■ **INSTRUCTIONS TO FOLLOW**
For every line in the entries that contains "text", show the whole line.

[DATASET Boundary: Start]

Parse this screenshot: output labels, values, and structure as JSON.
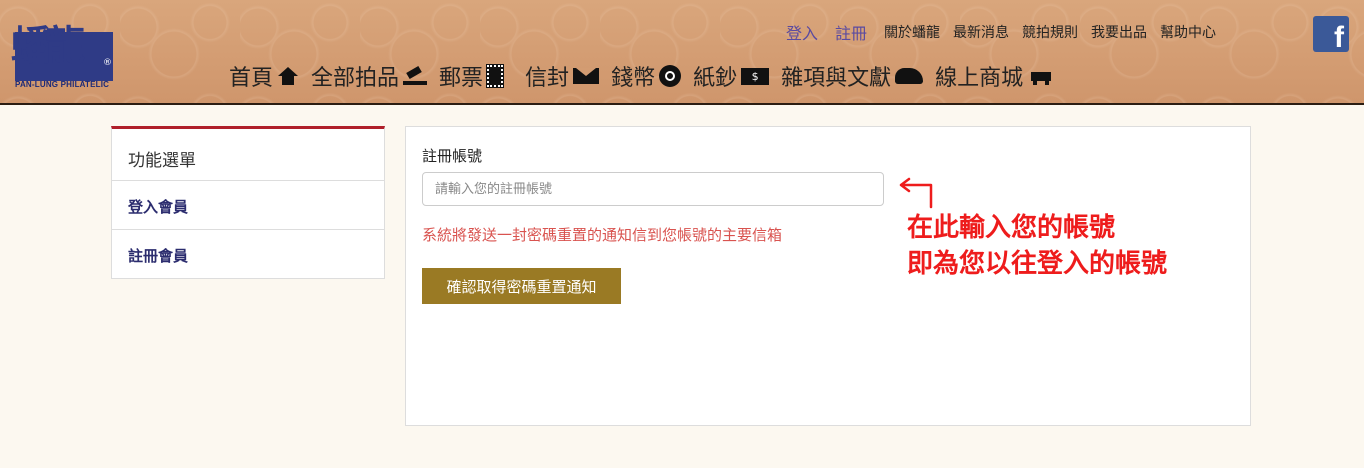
{
  "logo": {
    "chars": "蟠龍",
    "reg": "®",
    "subtitle": "PAN-LUNG PHILATELIC"
  },
  "top_links": {
    "login": "登入",
    "register": "註冊",
    "items": [
      "關於蟠龍",
      "最新消息",
      "競拍規則",
      "我要出品",
      "幫助中心"
    ]
  },
  "facebook_label": "f",
  "main_nav": [
    {
      "label": "首頁",
      "icon": "home-icon"
    },
    {
      "label": "全部拍品",
      "icon": "gavel-icon"
    },
    {
      "label": "郵票",
      "icon": "stamp-icon"
    },
    {
      "label": "信封",
      "icon": "envelope-icon"
    },
    {
      "label": "錢幣",
      "icon": "coin-icon"
    },
    {
      "label": "紙鈔",
      "icon": "banknote-icon"
    },
    {
      "label": "雜項與文獻",
      "icon": "shoe-icon"
    },
    {
      "label": "線上商城",
      "icon": "cart-icon"
    }
  ],
  "banknote_symbol": "$",
  "sidebar": {
    "title": "功能選單",
    "items": [
      {
        "label": "登入會員"
      },
      {
        "label": "註冊會員"
      }
    ]
  },
  "form": {
    "label": "註冊帳號",
    "placeholder": "請輸入您的註冊帳號",
    "hint": "系統將發送一封密碼重置的通知信到您帳號的主要信箱",
    "submit_label": "確認取得密碼重置通知"
  },
  "annotation": {
    "line1": "在此輸入您的帳號",
    "line2": "即為您以往登入的帳號"
  },
  "colors": {
    "header": "#d39c72",
    "brand_blue": "#2f3b86",
    "accent_red": "#b01f2a",
    "button_gold": "#9a7a24",
    "hint_red": "#d9534f",
    "annotation_red": "#ee1c1c"
  }
}
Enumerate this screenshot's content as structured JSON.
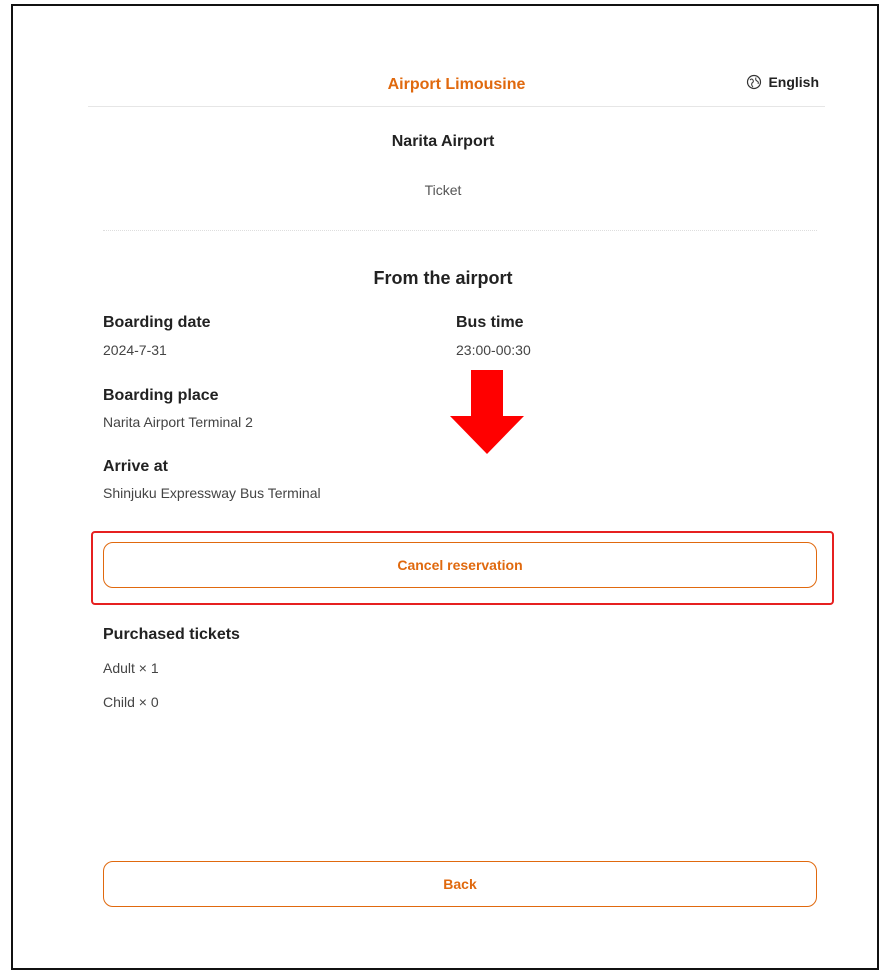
{
  "header": {
    "brand": "Airport Limousine",
    "language": "English",
    "language_icon": "globe-icon",
    "brand_color": "#e0690e"
  },
  "airport": "Narita Airport",
  "ticket_label": "Ticket",
  "direction": "From the airport",
  "details": {
    "boarding_date_label": "Boarding date",
    "boarding_date": "2024-7-31",
    "bus_time_label": "Bus time",
    "bus_time": "23:00-00:30",
    "boarding_place_label": "Boarding place",
    "boarding_place": "Narita Airport Terminal 2",
    "arrive_at_label": "Arrive at",
    "arrive_at": "Shinjuku Expressway Bus Terminal"
  },
  "annotation": {
    "arrow_icon": "arrow-down-icon",
    "arrow_color": "#ff0000",
    "highlight_color": "#e62020"
  },
  "actions": {
    "cancel_label": "Cancel reservation",
    "back_label": "Back"
  },
  "purchased": {
    "title": "Purchased tickets",
    "items": [
      "Adult × 1",
      "Child × 0"
    ]
  }
}
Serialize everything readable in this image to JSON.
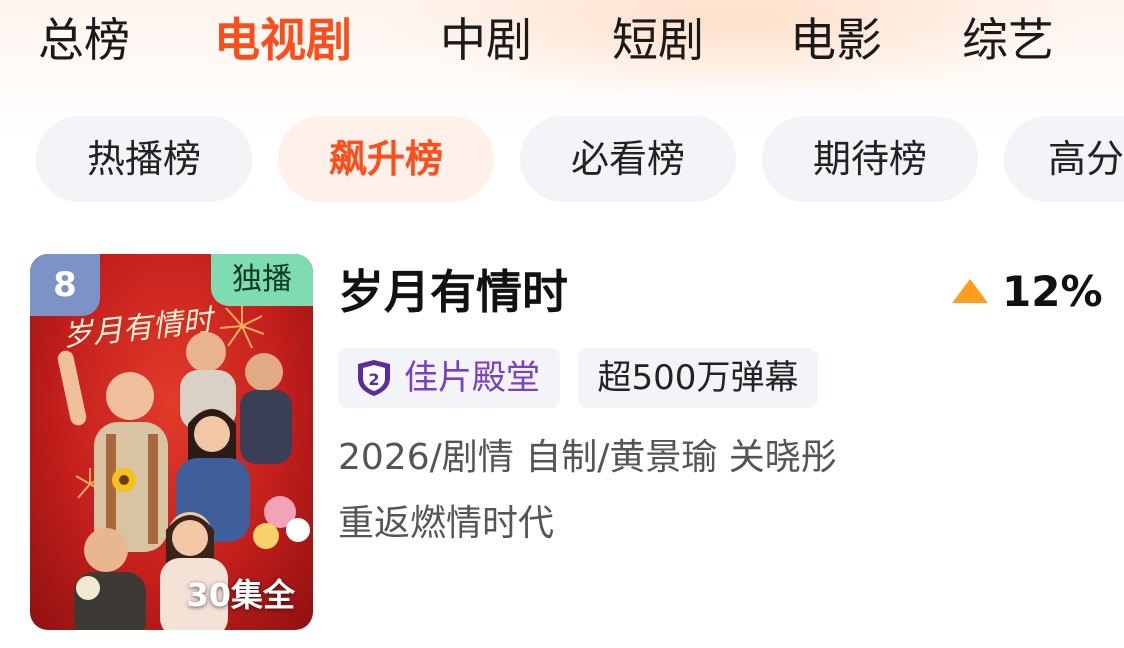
{
  "category_tabs": [
    {
      "label": "总榜",
      "active": false
    },
    {
      "label": "电视剧",
      "active": true
    },
    {
      "label": "中剧",
      "active": false
    },
    {
      "label": "短剧",
      "active": false
    },
    {
      "label": "电影",
      "active": false
    },
    {
      "label": "综艺",
      "active": false
    }
  ],
  "ranking_chips": [
    {
      "label": "热播榜",
      "active": false
    },
    {
      "label": "飙升榜",
      "active": true
    },
    {
      "label": "必看榜",
      "active": false
    },
    {
      "label": "期待榜",
      "active": false
    },
    {
      "label": "高分",
      "active": false
    }
  ],
  "show": {
    "rank": "8",
    "exclusive_badge": "独播",
    "episodes": "30集全",
    "poster_title_art": "岁月有情时",
    "title": "岁月有情时",
    "trend": {
      "direction": "up",
      "value": "12%",
      "icon": "triangle-up-icon",
      "color": "#ff9d1c"
    },
    "tags": [
      {
        "icon": "hall-of-fame-shield-icon",
        "label": "佳片殿堂",
        "color": "#7b3fc4"
      },
      {
        "label": "超500万弹幕"
      }
    ],
    "meta": "2026/剧情 自制/黄景瑜 关晓彤",
    "tagline": "重返燃情时代"
  },
  "colors": {
    "accent": "#ff4d1a",
    "chip_bg": "#f2f4f8",
    "active_chip_bg": "#fff0ea",
    "rank_badge": "#7d93c7",
    "exclusive_badge": "#7fdcb2",
    "poster_red": "#c41f1c"
  }
}
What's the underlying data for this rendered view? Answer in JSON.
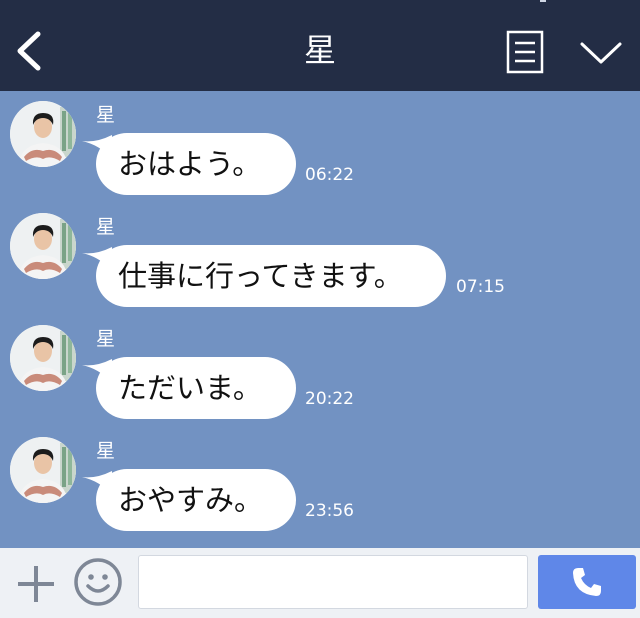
{
  "header": {
    "title": "星",
    "back_icon": "chevron-left-icon",
    "menu_icon": "menu-lines-icon",
    "expand_icon": "chevron-down-icon",
    "background": "#232d45"
  },
  "chat": {
    "background": "#7292c2",
    "messages": [
      {
        "sender": "星",
        "text": "おはよう。",
        "time": "06:22"
      },
      {
        "sender": "星",
        "text": "仕事に行ってきます。",
        "time": "07:15"
      },
      {
        "sender": "星",
        "text": "ただいま。",
        "time": "20:22"
      },
      {
        "sender": "星",
        "text": "おやすみ。",
        "time": "23:56"
      }
    ]
  },
  "footer": {
    "plus_icon": "plus-icon",
    "emoji_icon": "smiley-icon",
    "input_placeholder": "",
    "input_value": "",
    "call_icon": "phone-icon",
    "call_color": "#5f87e8"
  }
}
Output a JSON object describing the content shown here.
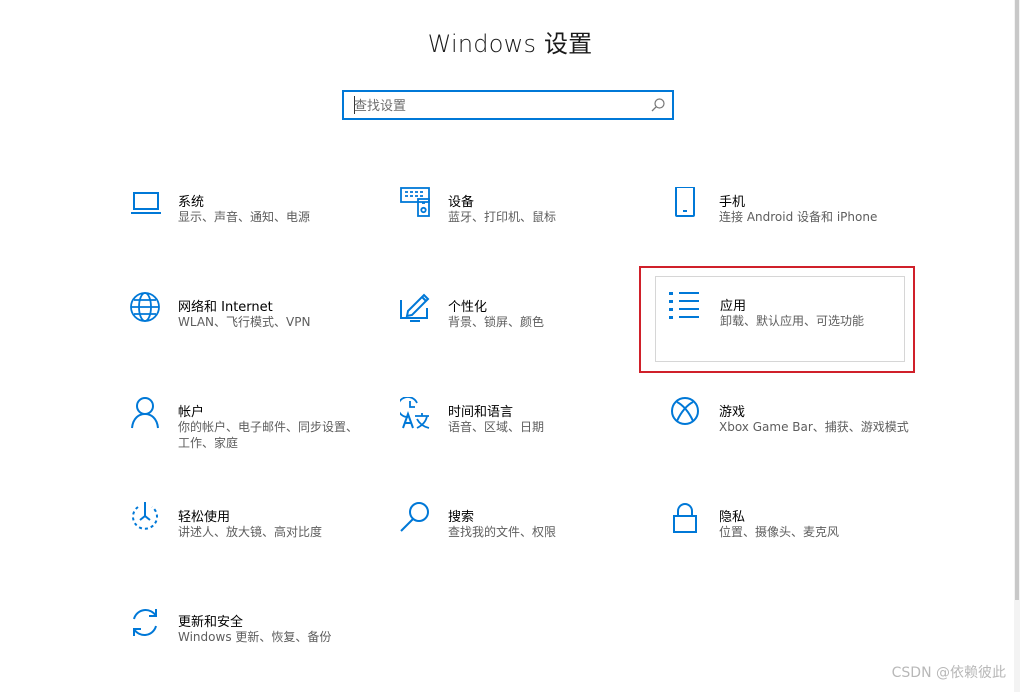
{
  "header": {
    "title": "Windows 设置"
  },
  "search": {
    "placeholder": "查找设置"
  },
  "tiles": [
    {
      "title": "系统",
      "desc": "显示、声音、通知、电源",
      "icon": "laptop-icon"
    },
    {
      "title": "设备",
      "desc": "蓝牙、打印机、鼠标",
      "icon": "devices-icon"
    },
    {
      "title": "手机",
      "desc": "连接 Android 设备和 iPhone",
      "icon": "phone-icon"
    },
    {
      "title": "网络和 Internet",
      "desc": "WLAN、飞行模式、VPN",
      "icon": "globe-icon"
    },
    {
      "title": "个性化",
      "desc": "背景、锁屏、颜色",
      "icon": "personalization-icon"
    },
    {
      "title": "应用",
      "desc": "卸载、默认应用、可选功能",
      "icon": "apps-list-icon",
      "selected": true
    },
    {
      "title": "帐户",
      "desc": "你的帐户、电子邮件、同步设置、工作、家庭",
      "icon": "person-icon"
    },
    {
      "title": "时间和语言",
      "desc": "语音、区域、日期",
      "icon": "time-language-icon"
    },
    {
      "title": "游戏",
      "desc": "Xbox Game Bar、捕获、游戏模式",
      "icon": "xbox-icon"
    },
    {
      "title": "轻松使用",
      "desc": "讲述人、放大镜、高对比度",
      "icon": "ease-of-access-icon"
    },
    {
      "title": "搜索",
      "desc": "查找我的文件、权限",
      "icon": "search-icon"
    },
    {
      "title": "隐私",
      "desc": "位置、摄像头、麦克风",
      "icon": "lock-icon"
    },
    {
      "title": "更新和安全",
      "desc": "Windows 更新、恢复、备份",
      "icon": "sync-icon"
    }
  ],
  "watermark": "CSDN @依赖彼此",
  "colors": {
    "accent": "#0078d7",
    "highlight": "#d0202a"
  }
}
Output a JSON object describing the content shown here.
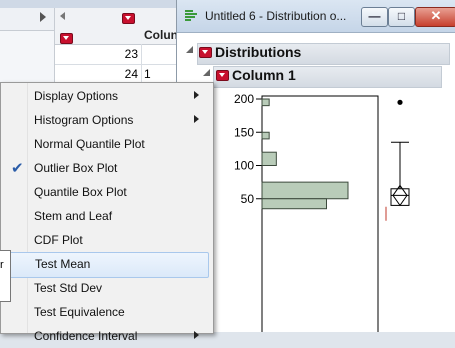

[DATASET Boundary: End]

■ **PROBLEM SOLUTION**
        "text": "おはよう。",
        "text": "仕事に行ってきます。",
        "text": "ただいま。",
        "text": "おやすみ。",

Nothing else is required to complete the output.